## DATASET EXCERPTS
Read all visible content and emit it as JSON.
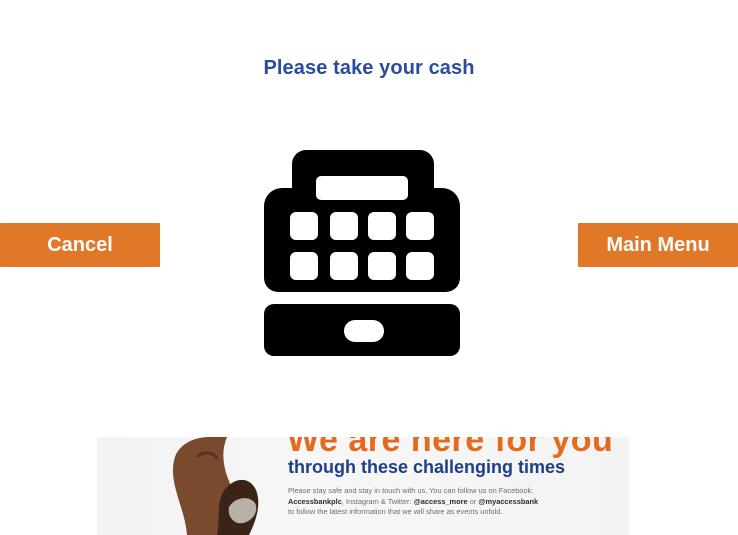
{
  "screen": {
    "title": "Please take your cash"
  },
  "buttons": {
    "cancel_label": "Cancel",
    "main_menu_label": "Main Menu"
  },
  "icon": {
    "name": "cash-register-icon",
    "color": "#000000"
  },
  "banner": {
    "headline": "We are here for you",
    "subheadline": "through these challenging times",
    "body_intro": "Please stay safe and stay in touch with us. You can follow us on Facebook:",
    "facebook_handle": "Accessbankplc",
    "body_mid": ", Instagram & Twitter: ",
    "handle_1": "@access_more",
    "body_or": " or ",
    "handle_2": "@myaccessbank",
    "body_end": "to follow the latest information that we will share as events unfold.",
    "headline_color": "#e36a1e",
    "subheadline_color": "#1f3e8a"
  },
  "colors": {
    "title": "#2b4c9c",
    "button_bg": "#e07828",
    "button_text": "#ffffff"
  }
}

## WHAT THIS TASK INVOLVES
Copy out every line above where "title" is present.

## OUTPUT BELOW
    "title": "Please take your cash"
    "title": "#2b4c9c",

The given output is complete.